▶ [What the task requires] Only the lines with "cursor" in the entries below belong in the answer; please copy them.

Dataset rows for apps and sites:
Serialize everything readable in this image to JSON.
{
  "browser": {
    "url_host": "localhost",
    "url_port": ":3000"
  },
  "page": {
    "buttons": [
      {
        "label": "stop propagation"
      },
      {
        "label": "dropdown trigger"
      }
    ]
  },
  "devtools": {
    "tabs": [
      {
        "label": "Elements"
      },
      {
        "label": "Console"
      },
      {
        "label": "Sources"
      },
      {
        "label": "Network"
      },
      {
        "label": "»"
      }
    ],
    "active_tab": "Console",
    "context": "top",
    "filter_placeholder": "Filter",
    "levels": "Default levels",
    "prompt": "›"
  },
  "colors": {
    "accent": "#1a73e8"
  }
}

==

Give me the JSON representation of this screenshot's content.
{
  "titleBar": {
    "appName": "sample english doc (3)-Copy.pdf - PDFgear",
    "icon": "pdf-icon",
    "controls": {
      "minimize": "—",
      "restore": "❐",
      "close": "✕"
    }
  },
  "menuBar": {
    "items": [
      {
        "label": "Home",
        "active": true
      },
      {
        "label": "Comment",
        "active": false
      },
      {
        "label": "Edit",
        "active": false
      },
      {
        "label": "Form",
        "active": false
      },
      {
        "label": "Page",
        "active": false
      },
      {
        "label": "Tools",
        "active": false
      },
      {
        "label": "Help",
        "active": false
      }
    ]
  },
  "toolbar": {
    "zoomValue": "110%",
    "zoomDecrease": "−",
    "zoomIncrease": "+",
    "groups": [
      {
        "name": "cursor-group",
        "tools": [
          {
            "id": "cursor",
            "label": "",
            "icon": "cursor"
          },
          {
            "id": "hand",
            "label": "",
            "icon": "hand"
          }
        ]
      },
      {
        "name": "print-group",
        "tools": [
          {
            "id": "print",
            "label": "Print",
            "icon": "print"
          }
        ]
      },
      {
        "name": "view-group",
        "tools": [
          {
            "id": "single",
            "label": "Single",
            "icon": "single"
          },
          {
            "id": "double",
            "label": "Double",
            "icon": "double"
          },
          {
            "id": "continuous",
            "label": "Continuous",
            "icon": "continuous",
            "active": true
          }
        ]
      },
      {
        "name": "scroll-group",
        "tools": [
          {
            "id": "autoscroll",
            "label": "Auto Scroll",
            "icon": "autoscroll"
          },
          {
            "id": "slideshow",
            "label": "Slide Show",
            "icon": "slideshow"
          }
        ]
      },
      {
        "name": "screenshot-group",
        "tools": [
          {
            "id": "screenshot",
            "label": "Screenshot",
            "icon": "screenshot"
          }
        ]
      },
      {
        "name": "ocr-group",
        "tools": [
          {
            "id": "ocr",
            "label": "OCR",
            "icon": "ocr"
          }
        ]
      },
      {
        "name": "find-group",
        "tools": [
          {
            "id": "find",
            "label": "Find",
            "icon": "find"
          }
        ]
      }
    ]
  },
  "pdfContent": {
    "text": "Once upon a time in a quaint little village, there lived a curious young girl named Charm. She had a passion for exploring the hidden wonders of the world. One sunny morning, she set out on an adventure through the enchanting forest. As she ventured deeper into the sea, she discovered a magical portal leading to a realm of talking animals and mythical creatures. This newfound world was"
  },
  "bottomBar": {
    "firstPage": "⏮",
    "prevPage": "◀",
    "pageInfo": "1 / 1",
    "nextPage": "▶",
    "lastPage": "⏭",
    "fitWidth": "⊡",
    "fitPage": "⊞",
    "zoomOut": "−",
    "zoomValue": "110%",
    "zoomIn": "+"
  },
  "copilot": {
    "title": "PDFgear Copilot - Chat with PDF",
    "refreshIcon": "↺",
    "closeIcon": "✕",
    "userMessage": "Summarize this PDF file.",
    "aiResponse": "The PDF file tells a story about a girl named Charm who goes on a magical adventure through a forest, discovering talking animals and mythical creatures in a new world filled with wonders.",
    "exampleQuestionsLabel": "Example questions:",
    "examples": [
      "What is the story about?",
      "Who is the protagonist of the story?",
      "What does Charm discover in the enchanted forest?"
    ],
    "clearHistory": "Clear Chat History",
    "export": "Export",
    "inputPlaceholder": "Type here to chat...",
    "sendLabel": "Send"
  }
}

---

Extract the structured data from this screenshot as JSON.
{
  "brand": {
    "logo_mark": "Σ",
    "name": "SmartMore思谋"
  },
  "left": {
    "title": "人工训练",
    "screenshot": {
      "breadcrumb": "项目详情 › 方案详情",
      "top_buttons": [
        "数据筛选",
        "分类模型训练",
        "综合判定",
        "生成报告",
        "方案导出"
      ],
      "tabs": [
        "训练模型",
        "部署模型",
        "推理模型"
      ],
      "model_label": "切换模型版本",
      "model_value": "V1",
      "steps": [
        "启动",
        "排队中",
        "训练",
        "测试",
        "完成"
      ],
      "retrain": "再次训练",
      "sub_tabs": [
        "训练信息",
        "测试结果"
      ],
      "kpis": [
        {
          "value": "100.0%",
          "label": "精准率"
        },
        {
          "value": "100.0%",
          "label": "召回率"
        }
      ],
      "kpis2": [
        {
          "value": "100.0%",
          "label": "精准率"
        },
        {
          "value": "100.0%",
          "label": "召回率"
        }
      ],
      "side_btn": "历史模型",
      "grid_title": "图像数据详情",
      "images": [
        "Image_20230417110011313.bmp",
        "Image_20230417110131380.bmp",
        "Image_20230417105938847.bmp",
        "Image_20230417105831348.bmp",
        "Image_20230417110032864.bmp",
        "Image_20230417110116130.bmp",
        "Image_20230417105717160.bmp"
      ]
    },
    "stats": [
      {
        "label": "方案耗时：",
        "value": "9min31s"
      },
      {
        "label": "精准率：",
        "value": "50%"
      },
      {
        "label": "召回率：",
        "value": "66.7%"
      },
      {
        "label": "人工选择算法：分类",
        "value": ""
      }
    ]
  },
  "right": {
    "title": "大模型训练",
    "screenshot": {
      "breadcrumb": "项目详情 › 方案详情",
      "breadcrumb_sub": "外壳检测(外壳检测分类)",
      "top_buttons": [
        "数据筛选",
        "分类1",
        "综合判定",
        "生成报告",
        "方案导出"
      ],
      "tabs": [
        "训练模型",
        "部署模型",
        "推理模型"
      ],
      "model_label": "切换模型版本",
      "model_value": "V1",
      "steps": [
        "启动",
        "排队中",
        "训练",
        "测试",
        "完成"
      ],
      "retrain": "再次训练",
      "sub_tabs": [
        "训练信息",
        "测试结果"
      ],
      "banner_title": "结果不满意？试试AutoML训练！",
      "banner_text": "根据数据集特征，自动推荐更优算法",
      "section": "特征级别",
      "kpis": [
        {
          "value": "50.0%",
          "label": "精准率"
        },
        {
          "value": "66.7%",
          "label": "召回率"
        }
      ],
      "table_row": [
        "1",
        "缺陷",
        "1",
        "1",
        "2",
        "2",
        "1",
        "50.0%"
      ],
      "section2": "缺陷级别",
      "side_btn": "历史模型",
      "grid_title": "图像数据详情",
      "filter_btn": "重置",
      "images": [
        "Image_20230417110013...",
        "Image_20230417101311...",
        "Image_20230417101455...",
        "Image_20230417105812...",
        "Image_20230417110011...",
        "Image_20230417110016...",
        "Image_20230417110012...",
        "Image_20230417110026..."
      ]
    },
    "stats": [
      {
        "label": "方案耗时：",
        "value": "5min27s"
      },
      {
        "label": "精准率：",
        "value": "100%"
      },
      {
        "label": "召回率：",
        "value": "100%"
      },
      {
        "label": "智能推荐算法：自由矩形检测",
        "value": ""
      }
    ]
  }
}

▶ [Solution to this task]
        "name": "cursor-group",
            "id": "cursor",
            "icon": "cursor"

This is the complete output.